A high-performance S8 model could rejoin A8 line for the 2013 or 2014 model year. Though the previous rendition’s Lamborghini-derived V-10 engine will not likely come along for the ride, reports suggest a new S8 could come powered by a twin-turbocharged 4.0-liter V-8.
2012 Audi A8 Competition back to top
BMW 7 Series: A rival to the A8 for title of best sporty large luxury sedan on the market, the 7-Series comes in standard- and long-wheelbase form with a wide choice of powertrains. It offers a 315-horsepower six-cylinder, a 400-horsepower V-8, and a 535-horsepower V-12. Also available is a gas-electric hybrid V-8 powertrain in the ActiveHybrid 7; it generates the equivalent of 440 horses. Rear-drive remains standard, AWD is offered on select models to deliver added traction on wet or snowy roads but retain a rear-drive feel under normal driving conditions. The big BMW’s performance is about as good as it gets in this class. Drivers can fine-tune the steering and suspension stiffness, engine throttle response, and transmission shift points according to selectable modes that range from “Comfort” to the full-tilt “Sport Plus.” Expect the 2012 7-Series range to run from around $72,000-$130,500, with assorted fanciful options available to drive up the prices even further.
Mercedes-Benz S-Class: The top-of-the-line Mercedes sedan delivers the goods with its elegant styling, roomy interior, myriad high-tech features and flawless performance engineering that ranges from solid to over-the-top, depending on the model. The 2012 S-Class will again come in a single wheelbase configuration that’s on a par with the long-wheelbase competition for room and comfort. The model lineup is broad and includes the S400 “mild” hybrid V-6 gas-electric model for the best fuel economy in the line. It’s followed by the S500 that packs a potent V-8 and can be fitted with Mercedes’ 4Matic AWD as an alternative to the standard rear-drive layout. Top AMG-tuned models will again include V-8 and V-12s with around 500 and 600 horsepower, respectively, though with fuel economy as an afterthought. A redesigned S-Class is anticipated for model-year 2014. Estimated 2012 S-Class base-price range is $92,000-$210,000.

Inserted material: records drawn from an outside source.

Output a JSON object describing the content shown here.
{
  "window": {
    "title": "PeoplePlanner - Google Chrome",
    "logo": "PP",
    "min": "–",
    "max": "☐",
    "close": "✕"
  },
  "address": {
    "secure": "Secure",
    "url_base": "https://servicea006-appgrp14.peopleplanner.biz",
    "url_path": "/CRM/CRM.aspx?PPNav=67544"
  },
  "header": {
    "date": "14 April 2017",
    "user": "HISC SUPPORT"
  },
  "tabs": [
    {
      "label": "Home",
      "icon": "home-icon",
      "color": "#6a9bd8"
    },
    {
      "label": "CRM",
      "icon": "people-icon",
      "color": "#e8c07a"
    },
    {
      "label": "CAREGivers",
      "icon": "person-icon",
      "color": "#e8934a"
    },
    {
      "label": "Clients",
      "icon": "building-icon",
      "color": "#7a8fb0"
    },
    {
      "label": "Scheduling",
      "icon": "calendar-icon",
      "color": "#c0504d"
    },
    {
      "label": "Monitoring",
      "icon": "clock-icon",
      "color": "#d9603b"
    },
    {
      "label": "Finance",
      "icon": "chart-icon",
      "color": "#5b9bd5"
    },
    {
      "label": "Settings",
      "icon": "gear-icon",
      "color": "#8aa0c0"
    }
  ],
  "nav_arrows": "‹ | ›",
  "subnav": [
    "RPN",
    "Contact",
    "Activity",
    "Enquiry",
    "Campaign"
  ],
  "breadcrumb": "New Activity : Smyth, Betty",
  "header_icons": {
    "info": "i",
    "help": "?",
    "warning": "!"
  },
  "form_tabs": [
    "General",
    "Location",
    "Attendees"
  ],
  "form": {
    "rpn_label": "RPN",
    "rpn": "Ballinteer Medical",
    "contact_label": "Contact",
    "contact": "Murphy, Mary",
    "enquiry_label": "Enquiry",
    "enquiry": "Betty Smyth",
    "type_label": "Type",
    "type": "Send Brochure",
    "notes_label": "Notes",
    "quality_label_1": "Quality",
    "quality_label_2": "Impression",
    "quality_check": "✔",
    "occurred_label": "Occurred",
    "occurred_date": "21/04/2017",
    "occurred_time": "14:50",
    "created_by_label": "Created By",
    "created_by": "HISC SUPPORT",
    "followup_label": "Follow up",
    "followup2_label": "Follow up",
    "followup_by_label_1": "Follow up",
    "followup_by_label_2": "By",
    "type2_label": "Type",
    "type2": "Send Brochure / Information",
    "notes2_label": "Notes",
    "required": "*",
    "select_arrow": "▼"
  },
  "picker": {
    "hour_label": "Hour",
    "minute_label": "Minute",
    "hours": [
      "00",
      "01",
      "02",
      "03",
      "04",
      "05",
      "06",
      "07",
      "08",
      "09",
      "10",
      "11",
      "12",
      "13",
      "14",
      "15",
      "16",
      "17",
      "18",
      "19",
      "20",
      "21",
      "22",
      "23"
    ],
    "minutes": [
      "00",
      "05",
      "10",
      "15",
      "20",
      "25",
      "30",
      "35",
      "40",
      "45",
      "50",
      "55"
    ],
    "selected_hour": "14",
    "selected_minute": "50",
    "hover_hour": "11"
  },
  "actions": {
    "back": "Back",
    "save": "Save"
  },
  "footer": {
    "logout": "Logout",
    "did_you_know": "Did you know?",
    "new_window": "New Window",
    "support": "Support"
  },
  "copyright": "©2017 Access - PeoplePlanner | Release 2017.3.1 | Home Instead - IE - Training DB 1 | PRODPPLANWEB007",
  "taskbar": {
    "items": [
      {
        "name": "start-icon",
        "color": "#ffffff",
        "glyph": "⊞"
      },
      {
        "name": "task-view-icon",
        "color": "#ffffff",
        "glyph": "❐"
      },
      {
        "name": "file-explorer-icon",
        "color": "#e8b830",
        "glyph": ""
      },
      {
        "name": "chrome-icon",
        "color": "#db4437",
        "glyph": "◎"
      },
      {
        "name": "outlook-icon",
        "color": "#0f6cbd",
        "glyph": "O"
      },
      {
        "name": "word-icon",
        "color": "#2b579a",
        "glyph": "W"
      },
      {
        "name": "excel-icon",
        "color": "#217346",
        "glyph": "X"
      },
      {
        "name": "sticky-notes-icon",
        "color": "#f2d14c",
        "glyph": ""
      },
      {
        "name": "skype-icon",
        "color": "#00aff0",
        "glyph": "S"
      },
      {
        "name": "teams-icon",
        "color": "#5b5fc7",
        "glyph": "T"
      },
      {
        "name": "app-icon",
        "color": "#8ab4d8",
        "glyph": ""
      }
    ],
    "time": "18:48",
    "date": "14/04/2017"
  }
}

Lexus LS: While it lacks a European lineage and can be considered a bland choice among large luxury cars, the LS is unashamedly built for comfort and delivers in spades with a quiet and opulent interior, long list of convenience features, and admirable – albeit not heart-racing –performance. It’s offered in standard- and long-wheelbase models with a choice of rear- or all-wheel drive. At “only” 350 horsepower or so, the 2012 LS’s 4.6-liter V-8 looks weak against the competition but on the road it operates smoothly and provides all the performance you’re likely to need. Helping out is a very good eight-speed automatic transmission. The hybrid gas/electric-powered LS 600h L can run on gas, battery power or a combination of both and boasts quicker acceleration with slightly better fuel economy than the gas-only model. The LS is due a full redesign for model-year 2013. Expect the 2012 LS460 to start around $68,000, the LS460L around $73,000, and the hybrid LS600hL around $113,000.